top of page

Transferable skills: the new job market must-have

Updated: Jan 16

Technical skills have historically been the only skills that made their way onto an interviewer's checklist. They have long been valued more than transferable skills or soft skills in the workplace. But the status quo has changed significantly over the last few years.

Foundational transferable skills have become even more important given the rise of remote and autonomous work. Once upon a time, leadership was all about driving performance. Your ability to know how to do your job well, to do it well and occasionally ensure others were doing it well was at the heart of what it took to move up in an organisation.

Flash forward to a world being forced to embrace digital accessibility and infrastructure and the increasing trend of reducing degree-level requirements to enter the "professional" job market, are being adopted at scale. This structural change is the result of the demand for talent exceeding the supply, a trend that has been further accelerated by the pandemic. And this trend brings new hiring priorities.

More and more organisations are hiring based on skills and not degrees – and with excellent results. This is also why we believe that the history of the CV is coming to an end as applicants need to show, rather than tell, what they’re capable of.

What are transferable skills?

Transferable skills generally refer to categories like leadership, communication and problem-solving. On the other hand, hard skills are technical capabilities that can be quantified and measured. Typically, workers can acquire technical knowledge through formal coursework, on-the-job training and real-world experiences.

Why are transferable skills so important?

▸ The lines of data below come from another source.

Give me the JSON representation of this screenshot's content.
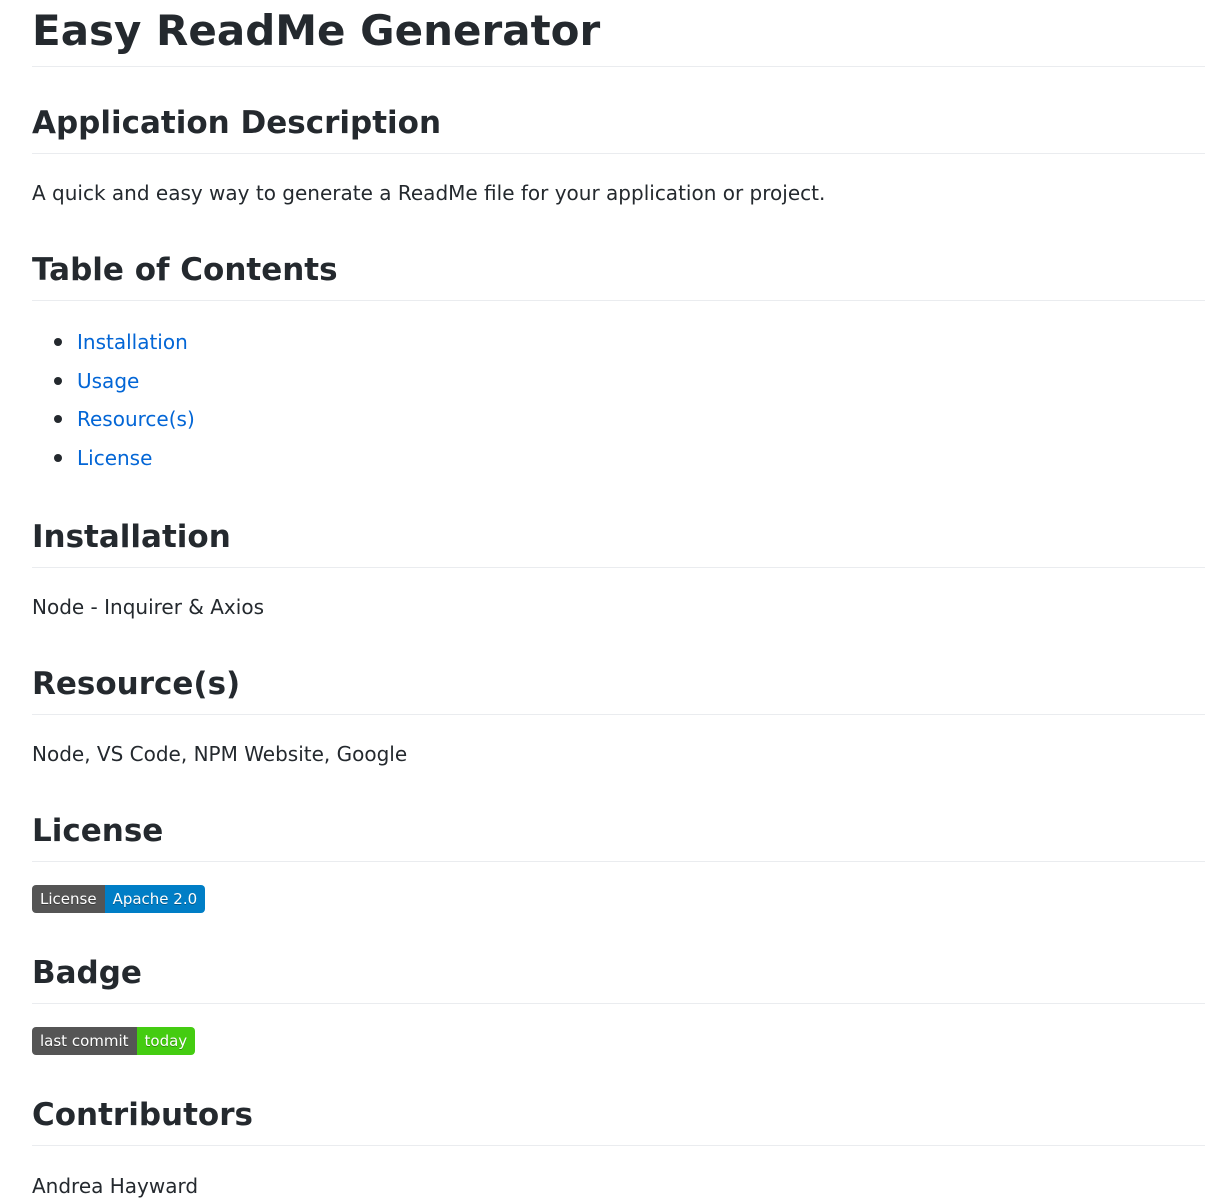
{
  "title": "Easy ReadMe Generator",
  "sections": {
    "description": {
      "heading": "Application Description",
      "text": "A quick and easy way to generate a ReadMe file for your application or project."
    },
    "toc": {
      "heading": "Table of Contents",
      "items": [
        "Installation",
        "Usage",
        "Resource(s)",
        "License"
      ]
    },
    "installation": {
      "heading": "Installation",
      "text": "Node - Inquirer & Axios"
    },
    "resources": {
      "heading": "Resource(s)",
      "text": "Node, VS Code, NPM Website, Google"
    },
    "license": {
      "heading": "License",
      "badge": {
        "label": "License",
        "value": "Apache 2.0",
        "label_color": "#555555",
        "value_color": "#007ec6"
      }
    },
    "badge": {
      "heading": "Badge",
      "badge": {
        "label": "last commit",
        "value": "today",
        "label_color": "#555555",
        "value_color": "#4c1"
      }
    },
    "contributors": {
      "heading": "Contributors",
      "text": "Andrea Hayward"
    }
  },
  "colors": {
    "link": "#0366d6",
    "text": "#24292e",
    "divider": "#eaecef"
  }
}
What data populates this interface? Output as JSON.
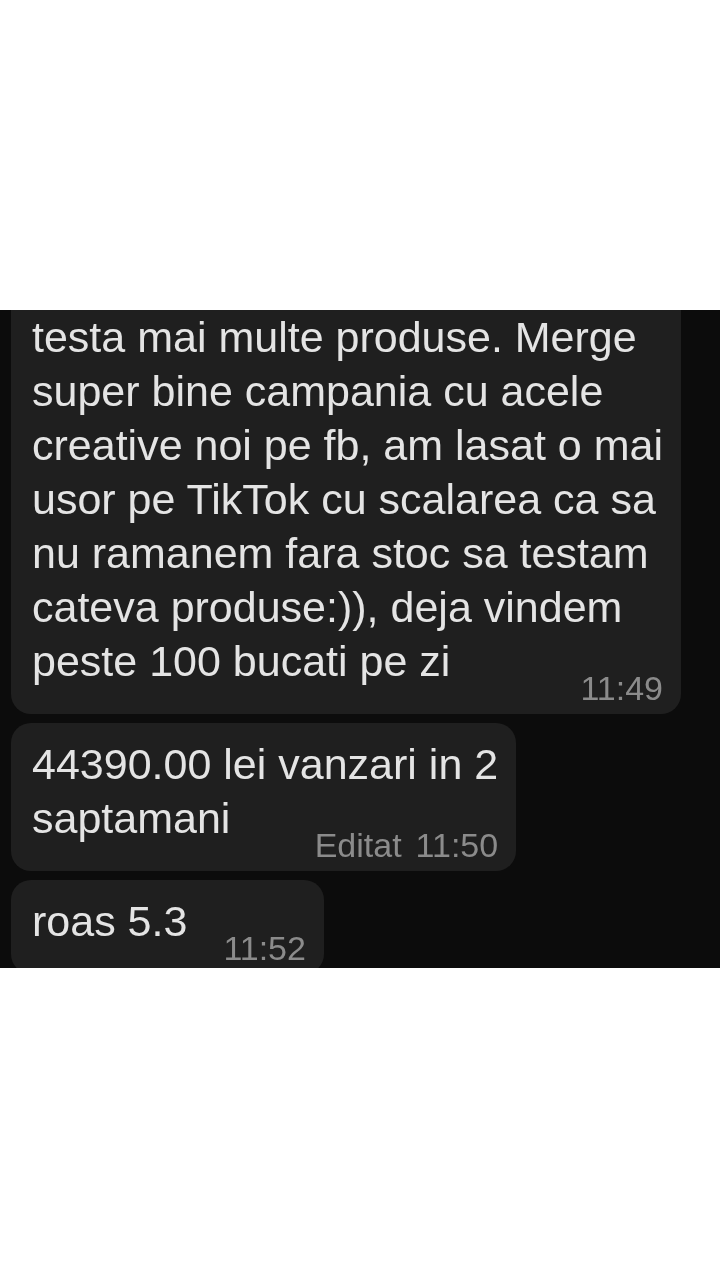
{
  "chat": {
    "messages": [
      {
        "text": "testa mai multe produse. Merge\nsuper bine campania cu acele\ncreative noi pe fb, am lasat o mai\nusor pe TikTok cu scalarea ca sa\nnu ramanem fara stoc sa testam\ncateva produse:)), deja vindem\npeste 100 bucati pe zi",
        "time": "11:49"
      },
      {
        "text": "44390.00 lei vanzari in 2\nsaptamani",
        "edited_label": "Editat",
        "time": "11:50"
      },
      {
        "text": "roas 5.3",
        "time": "11:52"
      }
    ]
  }
}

Although technical skills can be directly related to a position, transferable skills are incredibly valuable to employers. Not only do they show that you’d be a good fit for the team, they can also demonstrate what a candidate can bring to a role, as well as a team.

Based on recent LinkedIn data, Technical skills will help you get a recruiter's attention, but transferable skills will help you land the job. In fact, 45% of all LinkedIn Premium jobs posted within the past three months mention the importance of communication skills. And more than 61% of professionals say transferable skills in the workplace are just as important as technical skills.

Time for a structural reset

What does this mean for the removal of barriers to the job market, that were insurmountable for those without degrees or sector-specific experience? Due to the colossal shift in supply vs demand of talent, focusing on hiring people with the right attitude and aptitude for a role then upskilling them is an approach that has been adopted significantly by industries.

As reported in a McKinsey survey, the proportion of companies addressing empathy and interpersonal skills doubled in 2020. Between 2019 and 2020, skills like leadership and relationship management became a much bigger priority for most companies, jumping ten percentage points year over year, from 40% to 50%.

For the first time, we've also seen in a move to all ten of the most in demand being skills being sought after by employers being transferable skills, with the first technical skill placing in 12th.

Is this the end of the degree?

To understand what sorts of change are happening as companies abolish degree requirements, we need look no further than companies who have recently announced the removal of degree requirements.

Despite pledges to remove degree-requirements, research from Harvard Business School found Oracle, for example, requires degrees in well over 90% of postings, including all of its network administrators. The national average is only 52%. The same study found that only 26% of Accenture’s postings contained a degree requirement. Likewise, only 29% of IBM’s did. But the percentages were dramatically different at Intel (94%), HP (92%), and Apple (90%).

It has been widely believed and upheld that college graduates possess more-refined technical and adaptive skills, along with the ability to work in groups, say, or to communicate efficiently in real-time, or to prioritise tasks. But in an extensive insight study conducted by Clu last year, in over 800 interviews with hiring managers, almost 100% (96%) couldn't articulate the technical and transferable skills they were hiring for.

This may well be because transferable skills are far harder to assess, but defaulting to the use of college degrees as a proxy for them is not only significantly hindering the potential of a talent pool, it is also fundamentally incorrect in it's assumptions.

Scaling your talent pool

Across the Employer's using Clu to date, we've seen a significant uptick in the ability to articulate requirements against any given role over a six month period. We've also seen that after reducing their reliance on degree-based hiring, Employers seem to be thinking more carefully about what capabilities they are truly looking for, and begin adding more transferable skills than technical skills to roles over the same six month period of utilsing skills-based hiring.

This is in turn increasing the diversity and volume of relevant job applicants and significantly increasing the outcomes of those that would have been previously exited from a hiring process at the point of application, due to a lack of technical skills.

The reset that’s taking place in hiring today is vitally important. If we want to increase equity in the job market and improve the financial independence of those from society's most marginalised communities, we must start removing barriers to well-paying jobs — and there’s no question that in recent years one of those barriers have been underpinned by inflated degree requirements.

All companies have different needs, of course, but as they write job descriptions and assess job seekers they should carefully assess the value of the arbitrary blockers to talent that they’ve been using, and the assumptions they’ve been making about who is talented.


For more information on how Clu uses machine learning to shatter barriers to the job market for systemically underutilised talent, get in touch with our team today.

bottom of page